● **Work instruction**:
Copy every line of the data that contains the string "Events".

● **Extracted information**:
☆ ☆ ☆ ☆ ☆ ☆ ☆

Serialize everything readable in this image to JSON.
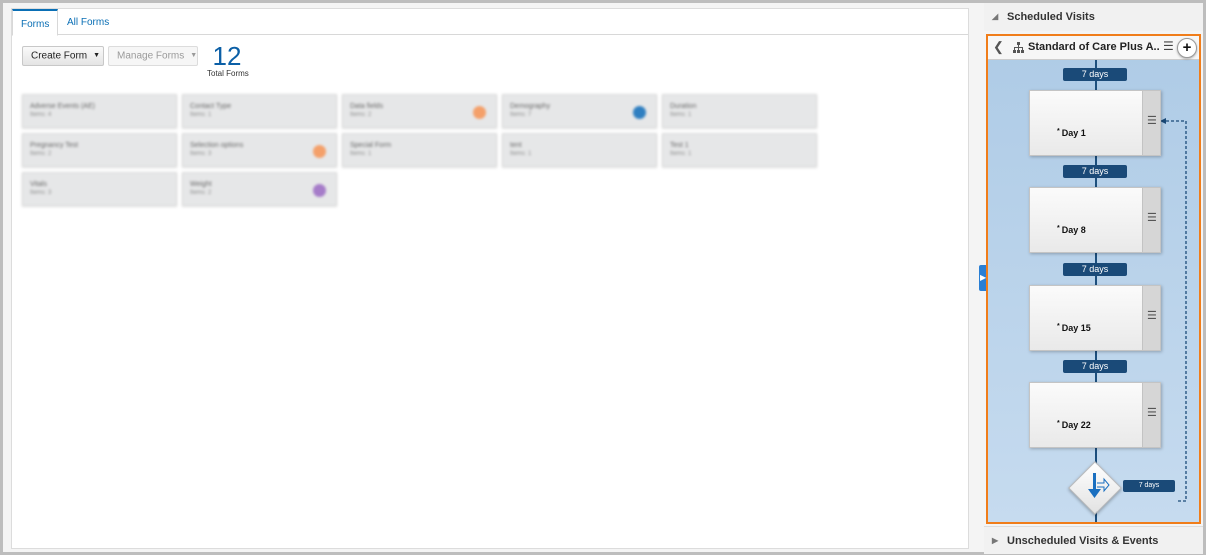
{
  "tabs": [
    {
      "label": "Forms",
      "active": true
    },
    {
      "label": "All Forms",
      "active": false
    }
  ],
  "toolbar": {
    "create_label": "Create Form",
    "manage_label": "Manage Forms"
  },
  "summary": {
    "total_count": "12",
    "total_label": "Total Forms"
  },
  "forms": [
    {
      "name": "Adverse Events (AE)",
      "meta": "Items: 4",
      "dot": ""
    },
    {
      "name": "Contact Type",
      "meta": "Items: 1",
      "dot": ""
    },
    {
      "name": "Data fields",
      "meta": "Items: 2",
      "dot": "#f4a06a"
    },
    {
      "name": "Demography",
      "meta": "Items: 7",
      "dot": "#2f7fc1"
    },
    {
      "name": "Duration",
      "meta": "Items: 1",
      "dot": ""
    },
    {
      "name": "Pregnancy Test",
      "meta": "Items: 2",
      "dot": ""
    },
    {
      "name": "Selection options",
      "meta": "Items: 3",
      "dot": "#f4a06a"
    },
    {
      "name": "Special Form",
      "meta": "Items: 1",
      "dot": ""
    },
    {
      "name": "tent",
      "meta": "Items: 1",
      "dot": ""
    },
    {
      "name": "Test 1",
      "meta": "Items: 1",
      "dot": ""
    },
    {
      "name": "Vitals",
      "meta": "Items: 3",
      "dot": ""
    },
    {
      "name": "Weight",
      "meta": "Items: 2",
      "dot": "#a67cc9"
    }
  ],
  "schedule": {
    "section_title": "Scheduled Visits",
    "title": "Standard of Care Plus A...",
    "intervals": [
      "7 days",
      "7 days",
      "7 days",
      "7 days"
    ],
    "visits": [
      {
        "label": "Day 1",
        "required_mark": "*"
      },
      {
        "label": "Day 8",
        "required_mark": "*"
      },
      {
        "label": "Day 15",
        "required_mark": "*"
      },
      {
        "label": "Day 22",
        "required_mark": "*"
      }
    ],
    "loop_interval": "7 days"
  },
  "unscheduled": {
    "section_title": "Unscheduled Visits & Events"
  },
  "colors": {
    "accent": "#0a6fb5",
    "highlight_border": "#f07d1a",
    "interval_badge": "#1a4a78"
  },
  "icons": {
    "back": "chevron-left-icon",
    "tree": "hierarchy-icon",
    "menu": "hamburger-menu-icon",
    "add": "plus-icon",
    "branch": "branch-arrow-icon"
  }
}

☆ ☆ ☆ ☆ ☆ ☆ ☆

● **Solution to the exercise**:
      "name": "Adverse Events (AE)",
    "section_title": "Unscheduled Visits & Events"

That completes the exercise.